For a team so prodigious when it comes to hitting home runs, the White Sox are trying to perfect the diminishing art of "small ball."
Manager Ozzie Guillen insists upon it.
Joe Crede's game-winning sacrifice fly in the 10th inning to eke out a 4-3 victory over the Toronto Blue Jays in the first game of Saturday's doubleheader. It marked the sixth victory in the Sox's final at-bat this season, all six coming at U.S. Cellular Field.
The Sox tried to rely on the long ball in the second game, getting a Juan Uribe two-run homer in the third inning and a Miguel Olivo three-run homer in the fourth, but their pitching failed them miserably.
Toronto salvaged a split by pummeling starter Dan Wright and five relievers for a season-high 18 hits in a 10-6 victory in front of 22,072 fans.
"We can't rely on hitting home runs, because [almost] every time we hit a home run, there is nobody on base," said Guillen, whose team leads the American League with 35 homers. "[Small ball] is the game I like to play. I am going to pick my spots and use the [right guy] to do the job.
"Right now, I don't think we are there yet as far as moving the guys over. We have got to get better. And we have to do better getting the guys in from third base with less than two outs. We're working on it."
Toronto snapped a six-game losing streak against the Sox as left fielder Frank Catalanotto set a franchise record with six hits (five singles and a double) and Eric Hinske hit his third home run of the season in the second inning.
Wright (0-4) lasted just three-plus innings, allowing six runs on nine hits and walking three. Starter Ted Lilly (2-2) earned the victory for the Blue Jays.
After the game, Guillen announced that Wright will be sent down and catcher Jamie Wright will be called up. Wright isn't needed to start for a couple weeks and can get some work at Triple-A Charlotte, Guillen said.
"Obviously it's a disappointment. It's baseball. You deal with it and go on," Wright said.
Fortune smiled more favorably on Sox pitcher Shingo Takatsu, who pitched a scoreless 10th inning of relief to earn his first major-league victory in Game 1. The all-time saves leader in Japan received the traditional beer shower from his White Sox teammates in the locker room between games.
Starters Roy Halladay (7 innings, 4 hits, 3 runs) of Toronto and the Sox's Mark Buehrle engaged in their expected pitchers' duel until the final innings.

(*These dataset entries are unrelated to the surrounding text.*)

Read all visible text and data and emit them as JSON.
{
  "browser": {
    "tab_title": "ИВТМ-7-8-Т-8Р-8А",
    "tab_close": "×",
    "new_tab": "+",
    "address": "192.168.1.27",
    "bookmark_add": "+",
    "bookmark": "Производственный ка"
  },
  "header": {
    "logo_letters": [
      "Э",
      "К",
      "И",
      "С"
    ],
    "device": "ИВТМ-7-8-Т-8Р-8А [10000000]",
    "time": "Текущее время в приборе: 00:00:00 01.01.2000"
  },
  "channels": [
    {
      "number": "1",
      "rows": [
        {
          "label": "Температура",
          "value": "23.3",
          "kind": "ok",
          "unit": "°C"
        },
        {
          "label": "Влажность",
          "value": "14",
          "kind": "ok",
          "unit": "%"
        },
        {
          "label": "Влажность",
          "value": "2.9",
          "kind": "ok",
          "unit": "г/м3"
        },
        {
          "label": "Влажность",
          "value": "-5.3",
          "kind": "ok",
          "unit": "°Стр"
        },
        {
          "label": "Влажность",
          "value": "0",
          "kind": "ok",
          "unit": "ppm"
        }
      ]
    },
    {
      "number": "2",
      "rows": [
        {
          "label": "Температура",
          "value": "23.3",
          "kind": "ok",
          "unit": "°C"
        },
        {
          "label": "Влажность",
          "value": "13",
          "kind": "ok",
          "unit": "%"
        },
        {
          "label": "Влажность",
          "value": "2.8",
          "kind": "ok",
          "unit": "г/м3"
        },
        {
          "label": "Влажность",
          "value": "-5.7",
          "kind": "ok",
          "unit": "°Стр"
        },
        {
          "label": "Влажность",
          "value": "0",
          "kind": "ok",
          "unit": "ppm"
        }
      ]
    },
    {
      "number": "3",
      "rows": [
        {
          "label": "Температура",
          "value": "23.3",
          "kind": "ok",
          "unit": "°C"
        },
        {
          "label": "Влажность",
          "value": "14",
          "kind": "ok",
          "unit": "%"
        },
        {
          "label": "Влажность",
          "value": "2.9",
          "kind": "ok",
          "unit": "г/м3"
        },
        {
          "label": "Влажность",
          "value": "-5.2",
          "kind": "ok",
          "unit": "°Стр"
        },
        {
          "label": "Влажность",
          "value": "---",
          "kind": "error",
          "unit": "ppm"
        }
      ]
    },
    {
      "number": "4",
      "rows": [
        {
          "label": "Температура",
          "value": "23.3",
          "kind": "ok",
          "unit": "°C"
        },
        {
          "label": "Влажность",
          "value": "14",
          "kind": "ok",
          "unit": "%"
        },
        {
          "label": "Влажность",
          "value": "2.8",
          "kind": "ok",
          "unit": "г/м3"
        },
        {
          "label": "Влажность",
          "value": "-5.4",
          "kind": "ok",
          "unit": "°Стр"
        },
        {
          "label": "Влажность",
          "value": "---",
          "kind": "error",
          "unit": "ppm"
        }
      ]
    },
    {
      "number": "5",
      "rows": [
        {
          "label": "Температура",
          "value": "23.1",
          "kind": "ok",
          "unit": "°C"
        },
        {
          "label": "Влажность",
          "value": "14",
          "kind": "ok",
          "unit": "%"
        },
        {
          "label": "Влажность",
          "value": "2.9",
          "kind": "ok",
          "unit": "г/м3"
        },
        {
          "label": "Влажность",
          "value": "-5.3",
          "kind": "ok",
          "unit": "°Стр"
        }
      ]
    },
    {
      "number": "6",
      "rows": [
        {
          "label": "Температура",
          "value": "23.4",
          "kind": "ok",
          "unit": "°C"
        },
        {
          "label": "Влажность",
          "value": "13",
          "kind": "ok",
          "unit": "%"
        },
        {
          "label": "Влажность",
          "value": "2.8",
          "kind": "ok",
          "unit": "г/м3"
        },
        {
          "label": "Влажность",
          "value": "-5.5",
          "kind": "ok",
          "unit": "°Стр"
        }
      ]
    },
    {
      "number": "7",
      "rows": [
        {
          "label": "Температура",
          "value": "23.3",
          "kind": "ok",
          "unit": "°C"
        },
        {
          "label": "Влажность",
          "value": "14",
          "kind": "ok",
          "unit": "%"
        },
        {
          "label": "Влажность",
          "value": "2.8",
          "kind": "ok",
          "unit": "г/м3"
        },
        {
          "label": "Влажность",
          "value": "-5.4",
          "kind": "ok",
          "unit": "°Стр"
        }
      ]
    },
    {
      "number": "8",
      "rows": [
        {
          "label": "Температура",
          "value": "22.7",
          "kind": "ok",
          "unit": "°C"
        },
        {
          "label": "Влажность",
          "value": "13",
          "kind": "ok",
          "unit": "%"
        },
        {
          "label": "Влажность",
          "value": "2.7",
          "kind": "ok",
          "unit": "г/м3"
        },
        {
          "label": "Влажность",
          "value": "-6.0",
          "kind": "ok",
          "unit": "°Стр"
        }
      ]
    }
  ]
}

"Halladay threw the ball well, so did Buehrle," Guillen said. "We haven't scored many runs when [Buehrle] is pitching. He kept us in the game. In the last inning, we played more White Sox baseball, I guess."
The Sox's 10th inning started with Magglio Ordonez singling off loser Justin Speier (1-3). Frank Thomas drew a walk before Ross Gload sacrificed the runners to second and third. Paul Konerko was walked intentionally to load the bases before Crede hit a fly ball to shallow right field. Ordonez barely slid under the tag of catcher Kevin Cash on the throw to home plate.
The Blue Jays took a 1-0 lead with a two-out rally in the second inning. Cash singled and Orlando Hudson doubled him home.
The Sox tied the game 1-1 in the third inning when Willie Harris laid down a squeeze bunt to score Timo Perez from third. Perez had opened the inning with a double down the right-field line. Sandy Alomar sacrificed Perez to third before Harris came through with the squeeze play.
Crede gave the Sox a 3-2 lead in the fifth inning. Konerko drew a leadoff walk. Crede followed with a 423-foot drive into the left-field bleachers. His fourth homer of the season came on a 1-1 pitch.
White Sox 4-6, Blue Jays 3-10 (1st game 10 innings)